I just want to add that while Amanda and I may be the voice for this project, that is only because of circumstance. This film is the result of a collective effort from a talented cast and crew that came from all over the continent, willing to work for a minimal wage, to be a part of a story that they believed in telling.
When you look at the visuals, you are seeing the pure talent of Jack, our DP. When you hear the chilling score, or feel the rush of excitement or tension in the movie’s flow, that is our composer Khris, and our Editor Dan. When you squirm at the visual effects, that is Jane our on set make-up and Josh, our practical effects designer. When you hear the clear sound, which contains NO ADR, that’s because of our talented on set recordists Matt and James, and our mixer Danny.
Amanda, Jeremy and Russell all draw the audience in with their convincing, and haunting performances. As do all our supporting actors. And the whole reason anyone is even seeing this film is because of our production team. Kevin and Rachel producing, and Mat, Kyle and Sarah who crewed for us in the field. So I would like to add that when you see this movie, you are seeing all of these folks coming together with their ‘A’ game on a film that we are all proud to have been a part of.
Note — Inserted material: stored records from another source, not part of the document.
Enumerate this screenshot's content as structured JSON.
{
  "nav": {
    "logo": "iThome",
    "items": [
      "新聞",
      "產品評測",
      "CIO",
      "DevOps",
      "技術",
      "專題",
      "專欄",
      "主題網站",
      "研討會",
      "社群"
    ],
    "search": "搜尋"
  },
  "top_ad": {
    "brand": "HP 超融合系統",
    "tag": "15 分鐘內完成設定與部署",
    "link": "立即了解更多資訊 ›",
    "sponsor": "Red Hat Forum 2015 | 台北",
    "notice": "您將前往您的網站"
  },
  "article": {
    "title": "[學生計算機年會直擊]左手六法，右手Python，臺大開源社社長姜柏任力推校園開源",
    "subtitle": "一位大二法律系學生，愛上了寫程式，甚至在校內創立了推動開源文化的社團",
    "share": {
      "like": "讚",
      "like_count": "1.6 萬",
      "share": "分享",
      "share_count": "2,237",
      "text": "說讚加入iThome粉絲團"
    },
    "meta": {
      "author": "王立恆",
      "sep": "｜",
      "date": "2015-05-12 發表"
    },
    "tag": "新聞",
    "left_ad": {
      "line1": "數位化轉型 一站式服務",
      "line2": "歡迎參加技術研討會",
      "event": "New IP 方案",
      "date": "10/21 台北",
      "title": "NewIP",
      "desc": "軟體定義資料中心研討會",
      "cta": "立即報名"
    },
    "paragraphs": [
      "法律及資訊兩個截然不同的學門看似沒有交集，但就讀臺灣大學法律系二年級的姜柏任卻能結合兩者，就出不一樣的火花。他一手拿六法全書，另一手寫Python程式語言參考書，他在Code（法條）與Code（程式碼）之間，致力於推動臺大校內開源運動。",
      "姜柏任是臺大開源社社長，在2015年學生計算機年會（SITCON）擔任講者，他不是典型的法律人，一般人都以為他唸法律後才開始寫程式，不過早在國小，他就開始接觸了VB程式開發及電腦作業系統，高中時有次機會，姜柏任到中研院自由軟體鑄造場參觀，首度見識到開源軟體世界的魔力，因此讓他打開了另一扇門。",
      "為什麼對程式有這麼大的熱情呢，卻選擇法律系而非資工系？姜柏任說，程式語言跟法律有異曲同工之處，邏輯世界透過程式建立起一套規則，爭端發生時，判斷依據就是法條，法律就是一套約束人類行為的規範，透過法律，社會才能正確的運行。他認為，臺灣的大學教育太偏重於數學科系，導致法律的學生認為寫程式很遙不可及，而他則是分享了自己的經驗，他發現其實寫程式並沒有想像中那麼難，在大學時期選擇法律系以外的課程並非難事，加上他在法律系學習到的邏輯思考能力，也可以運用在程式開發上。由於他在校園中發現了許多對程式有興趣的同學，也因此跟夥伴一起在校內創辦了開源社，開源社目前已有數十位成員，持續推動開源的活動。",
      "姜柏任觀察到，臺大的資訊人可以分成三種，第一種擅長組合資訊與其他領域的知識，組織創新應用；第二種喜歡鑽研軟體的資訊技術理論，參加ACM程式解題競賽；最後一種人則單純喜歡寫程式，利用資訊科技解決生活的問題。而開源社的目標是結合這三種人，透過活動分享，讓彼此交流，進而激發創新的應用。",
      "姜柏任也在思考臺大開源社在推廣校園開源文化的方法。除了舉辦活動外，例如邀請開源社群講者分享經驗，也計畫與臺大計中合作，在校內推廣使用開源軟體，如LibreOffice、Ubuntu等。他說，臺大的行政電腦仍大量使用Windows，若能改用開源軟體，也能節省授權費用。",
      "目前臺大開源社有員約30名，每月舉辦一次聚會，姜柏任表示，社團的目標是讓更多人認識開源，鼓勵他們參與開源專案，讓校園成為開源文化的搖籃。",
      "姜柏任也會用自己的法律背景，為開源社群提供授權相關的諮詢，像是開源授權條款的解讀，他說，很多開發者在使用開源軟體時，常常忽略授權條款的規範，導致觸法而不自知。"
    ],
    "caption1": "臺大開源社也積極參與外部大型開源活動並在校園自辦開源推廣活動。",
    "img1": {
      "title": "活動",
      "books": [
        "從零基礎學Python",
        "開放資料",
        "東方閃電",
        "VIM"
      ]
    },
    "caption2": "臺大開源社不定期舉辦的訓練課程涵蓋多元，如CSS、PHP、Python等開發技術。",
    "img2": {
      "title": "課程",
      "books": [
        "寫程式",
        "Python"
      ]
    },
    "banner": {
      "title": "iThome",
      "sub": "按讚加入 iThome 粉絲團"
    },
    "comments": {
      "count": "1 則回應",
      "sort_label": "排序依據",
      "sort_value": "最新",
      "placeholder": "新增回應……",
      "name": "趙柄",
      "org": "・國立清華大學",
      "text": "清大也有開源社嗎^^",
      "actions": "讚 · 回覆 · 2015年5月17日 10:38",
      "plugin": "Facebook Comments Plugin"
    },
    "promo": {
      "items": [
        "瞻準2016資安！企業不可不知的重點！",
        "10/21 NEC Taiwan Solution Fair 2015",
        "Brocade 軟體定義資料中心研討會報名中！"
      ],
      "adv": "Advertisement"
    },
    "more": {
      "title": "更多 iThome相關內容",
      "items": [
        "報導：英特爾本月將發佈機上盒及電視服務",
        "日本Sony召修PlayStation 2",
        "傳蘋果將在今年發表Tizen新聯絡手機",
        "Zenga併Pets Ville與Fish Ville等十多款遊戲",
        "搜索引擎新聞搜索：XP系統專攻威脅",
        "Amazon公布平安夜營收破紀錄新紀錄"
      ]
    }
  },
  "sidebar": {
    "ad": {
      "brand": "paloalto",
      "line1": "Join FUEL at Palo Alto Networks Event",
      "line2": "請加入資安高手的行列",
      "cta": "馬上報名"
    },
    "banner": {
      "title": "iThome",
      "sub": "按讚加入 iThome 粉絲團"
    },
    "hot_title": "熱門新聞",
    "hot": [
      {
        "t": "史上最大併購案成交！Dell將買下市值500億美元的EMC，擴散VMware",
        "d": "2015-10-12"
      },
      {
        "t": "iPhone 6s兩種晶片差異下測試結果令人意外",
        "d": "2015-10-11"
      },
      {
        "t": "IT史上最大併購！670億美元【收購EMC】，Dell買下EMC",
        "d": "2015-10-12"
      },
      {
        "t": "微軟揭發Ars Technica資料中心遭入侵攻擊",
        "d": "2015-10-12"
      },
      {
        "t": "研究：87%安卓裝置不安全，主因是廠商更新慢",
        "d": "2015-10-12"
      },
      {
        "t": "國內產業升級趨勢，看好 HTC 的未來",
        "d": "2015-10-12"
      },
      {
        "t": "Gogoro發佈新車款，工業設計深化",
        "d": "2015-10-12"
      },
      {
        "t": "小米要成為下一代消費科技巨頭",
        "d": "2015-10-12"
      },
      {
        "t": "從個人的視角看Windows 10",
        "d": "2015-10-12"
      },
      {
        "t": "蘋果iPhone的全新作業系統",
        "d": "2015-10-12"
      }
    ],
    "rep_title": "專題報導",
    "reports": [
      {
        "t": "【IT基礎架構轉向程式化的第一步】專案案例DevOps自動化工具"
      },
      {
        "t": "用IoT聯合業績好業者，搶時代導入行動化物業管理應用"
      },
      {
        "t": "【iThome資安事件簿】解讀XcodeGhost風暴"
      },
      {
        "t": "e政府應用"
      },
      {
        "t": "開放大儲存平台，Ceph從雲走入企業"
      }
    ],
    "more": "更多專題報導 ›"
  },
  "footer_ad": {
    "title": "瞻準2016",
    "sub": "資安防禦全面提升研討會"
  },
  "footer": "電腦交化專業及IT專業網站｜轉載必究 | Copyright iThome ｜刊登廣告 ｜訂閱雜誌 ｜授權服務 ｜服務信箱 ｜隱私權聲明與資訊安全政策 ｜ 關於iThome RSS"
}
Amanda: Definitely a thank you. To you, and to anyone else who has listened to our annoying outcries for attention.
What are the key creatives developing or working on now?
We are developing a number of shorts, and TV pilot projects. Chris still works on crime recreations, currently for Discovery Network in Washington DC. He has just completed his next feature script, and plans to apply the same principals that allow him to shoot on a minimal budget with maximum results. Production is slated to start this fall, pending funding.
Amanda: Ohhhh, #wearemovingstories…you will see. YOU WILL SEE!